Data records for software interfaces
=== Begin Enclosure ===

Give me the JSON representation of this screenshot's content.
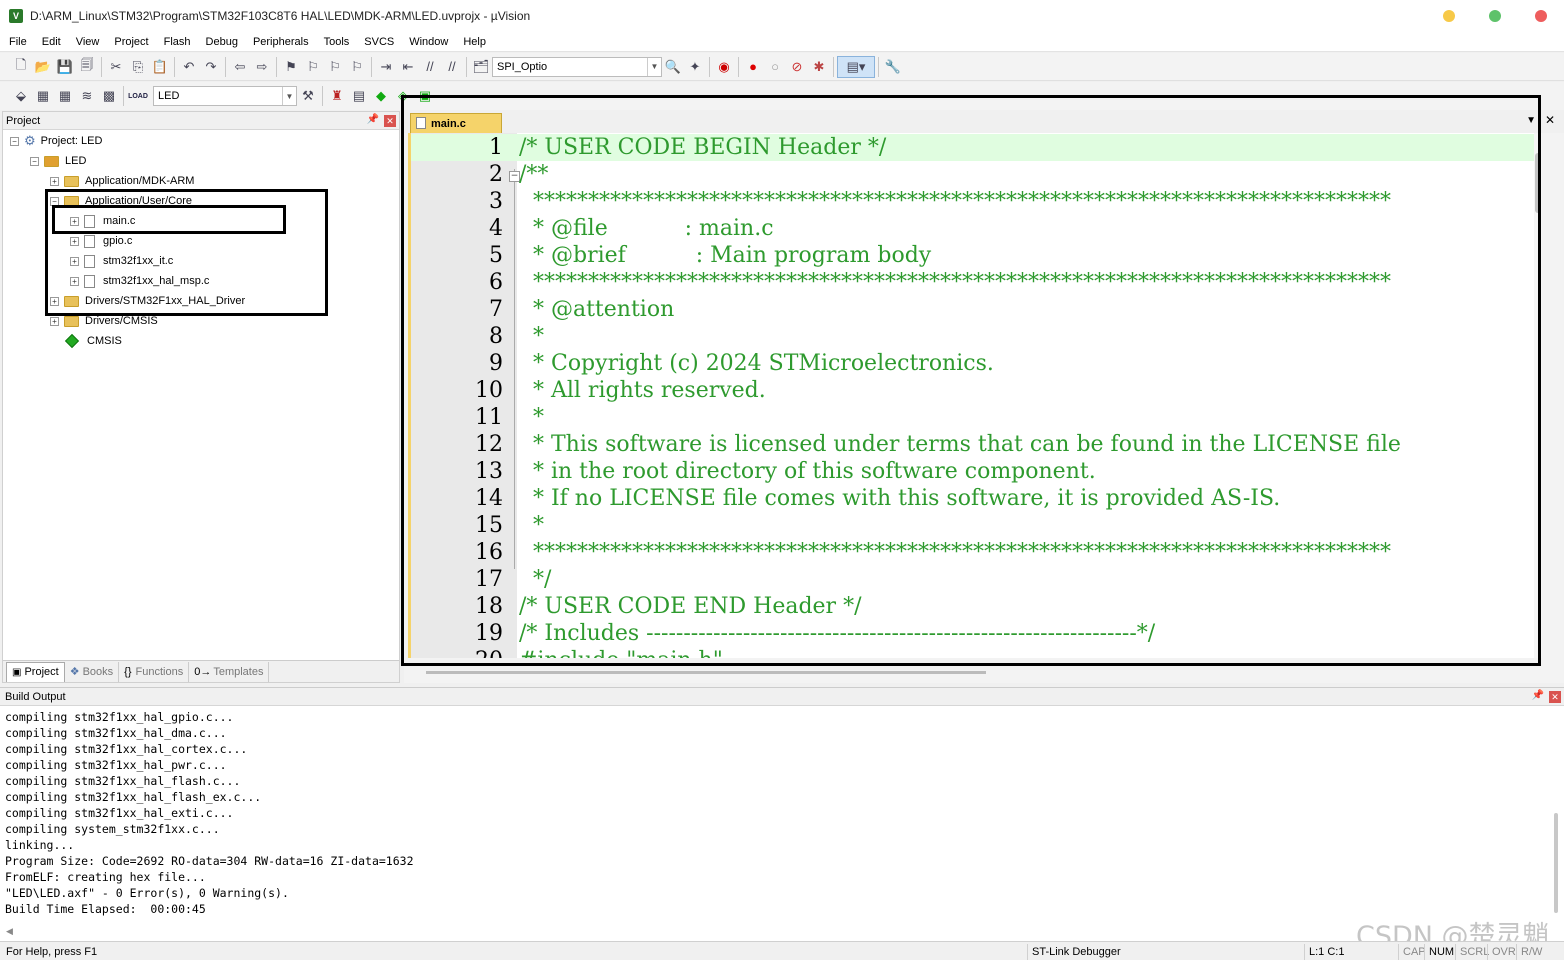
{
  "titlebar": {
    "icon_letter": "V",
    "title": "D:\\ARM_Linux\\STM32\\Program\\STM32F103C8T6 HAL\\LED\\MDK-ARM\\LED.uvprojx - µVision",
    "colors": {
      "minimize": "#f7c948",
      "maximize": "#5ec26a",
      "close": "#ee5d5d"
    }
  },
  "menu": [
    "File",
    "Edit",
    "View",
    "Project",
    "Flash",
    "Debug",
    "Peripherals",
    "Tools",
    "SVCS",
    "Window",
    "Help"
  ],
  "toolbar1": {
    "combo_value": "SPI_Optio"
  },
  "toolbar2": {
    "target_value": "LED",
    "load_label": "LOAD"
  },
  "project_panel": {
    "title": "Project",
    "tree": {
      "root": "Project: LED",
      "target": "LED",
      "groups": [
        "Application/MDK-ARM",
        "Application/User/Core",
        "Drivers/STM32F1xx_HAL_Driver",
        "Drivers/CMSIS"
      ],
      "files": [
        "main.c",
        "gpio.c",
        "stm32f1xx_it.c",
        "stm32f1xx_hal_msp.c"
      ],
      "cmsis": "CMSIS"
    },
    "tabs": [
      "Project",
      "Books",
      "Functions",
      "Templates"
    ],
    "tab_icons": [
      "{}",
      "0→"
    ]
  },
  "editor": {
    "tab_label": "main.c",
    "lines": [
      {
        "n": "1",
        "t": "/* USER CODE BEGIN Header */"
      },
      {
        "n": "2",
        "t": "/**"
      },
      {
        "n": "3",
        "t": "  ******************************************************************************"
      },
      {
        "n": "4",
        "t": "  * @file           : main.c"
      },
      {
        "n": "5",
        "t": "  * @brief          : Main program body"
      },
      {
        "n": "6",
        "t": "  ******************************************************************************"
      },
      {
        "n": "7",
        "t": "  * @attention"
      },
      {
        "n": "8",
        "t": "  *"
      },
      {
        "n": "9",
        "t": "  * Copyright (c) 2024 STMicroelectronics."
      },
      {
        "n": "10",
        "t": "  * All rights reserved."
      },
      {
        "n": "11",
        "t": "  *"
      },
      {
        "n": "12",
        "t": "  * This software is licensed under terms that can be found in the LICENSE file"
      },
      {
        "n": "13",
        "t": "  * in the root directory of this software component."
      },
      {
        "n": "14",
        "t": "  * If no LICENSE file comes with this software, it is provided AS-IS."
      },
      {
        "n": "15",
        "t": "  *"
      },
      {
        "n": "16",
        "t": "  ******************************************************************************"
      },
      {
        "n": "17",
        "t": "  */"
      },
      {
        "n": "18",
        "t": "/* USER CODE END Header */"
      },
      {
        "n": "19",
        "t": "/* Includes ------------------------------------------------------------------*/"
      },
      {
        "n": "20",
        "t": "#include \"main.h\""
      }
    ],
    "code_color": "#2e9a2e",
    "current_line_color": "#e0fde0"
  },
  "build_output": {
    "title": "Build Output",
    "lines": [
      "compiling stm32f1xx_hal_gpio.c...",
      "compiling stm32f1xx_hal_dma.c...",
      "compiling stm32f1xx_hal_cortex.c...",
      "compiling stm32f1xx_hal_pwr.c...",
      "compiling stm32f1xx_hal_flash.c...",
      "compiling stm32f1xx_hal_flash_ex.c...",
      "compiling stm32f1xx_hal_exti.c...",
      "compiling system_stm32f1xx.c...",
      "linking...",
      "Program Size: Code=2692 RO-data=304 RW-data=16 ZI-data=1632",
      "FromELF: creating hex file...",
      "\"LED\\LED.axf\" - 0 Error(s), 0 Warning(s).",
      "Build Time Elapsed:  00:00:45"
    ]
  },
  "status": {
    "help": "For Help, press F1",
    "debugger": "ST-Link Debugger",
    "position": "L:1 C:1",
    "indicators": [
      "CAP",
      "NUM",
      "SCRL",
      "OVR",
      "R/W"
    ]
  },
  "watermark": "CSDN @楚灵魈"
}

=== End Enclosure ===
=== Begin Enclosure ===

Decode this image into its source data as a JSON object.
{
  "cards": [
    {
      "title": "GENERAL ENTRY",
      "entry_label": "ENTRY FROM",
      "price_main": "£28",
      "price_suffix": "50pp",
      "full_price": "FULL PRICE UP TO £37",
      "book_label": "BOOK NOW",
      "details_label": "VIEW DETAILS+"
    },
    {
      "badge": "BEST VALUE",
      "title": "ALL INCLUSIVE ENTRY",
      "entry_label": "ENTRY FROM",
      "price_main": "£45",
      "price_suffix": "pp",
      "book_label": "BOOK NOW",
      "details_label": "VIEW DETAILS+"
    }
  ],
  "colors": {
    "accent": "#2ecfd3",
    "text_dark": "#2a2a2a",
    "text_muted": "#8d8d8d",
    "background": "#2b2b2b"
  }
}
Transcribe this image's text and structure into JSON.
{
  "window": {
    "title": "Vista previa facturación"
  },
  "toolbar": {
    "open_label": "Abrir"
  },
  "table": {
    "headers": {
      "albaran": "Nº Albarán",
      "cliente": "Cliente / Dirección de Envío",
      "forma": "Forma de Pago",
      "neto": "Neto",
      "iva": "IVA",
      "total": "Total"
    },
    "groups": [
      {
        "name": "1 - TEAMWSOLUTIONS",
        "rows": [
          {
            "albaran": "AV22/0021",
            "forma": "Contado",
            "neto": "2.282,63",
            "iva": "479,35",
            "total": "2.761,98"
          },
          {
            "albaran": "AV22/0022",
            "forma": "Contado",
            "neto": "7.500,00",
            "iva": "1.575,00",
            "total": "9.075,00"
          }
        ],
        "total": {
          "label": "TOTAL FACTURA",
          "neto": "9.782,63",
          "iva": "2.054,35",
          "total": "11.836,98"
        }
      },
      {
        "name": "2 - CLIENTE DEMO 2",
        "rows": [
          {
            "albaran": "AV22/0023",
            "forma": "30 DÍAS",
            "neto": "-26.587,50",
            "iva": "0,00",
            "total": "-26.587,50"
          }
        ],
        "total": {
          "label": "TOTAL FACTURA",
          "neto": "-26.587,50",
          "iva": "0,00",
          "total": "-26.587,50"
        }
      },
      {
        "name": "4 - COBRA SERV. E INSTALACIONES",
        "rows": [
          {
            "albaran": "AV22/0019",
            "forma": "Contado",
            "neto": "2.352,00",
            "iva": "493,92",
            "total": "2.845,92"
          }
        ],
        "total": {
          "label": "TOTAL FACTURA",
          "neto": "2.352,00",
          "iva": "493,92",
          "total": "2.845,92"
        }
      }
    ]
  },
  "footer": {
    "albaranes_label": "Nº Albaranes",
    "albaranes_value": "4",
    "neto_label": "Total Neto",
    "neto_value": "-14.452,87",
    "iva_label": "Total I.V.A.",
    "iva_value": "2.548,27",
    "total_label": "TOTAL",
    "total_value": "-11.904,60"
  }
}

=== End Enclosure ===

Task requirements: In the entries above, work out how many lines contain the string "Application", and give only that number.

Final answer: 2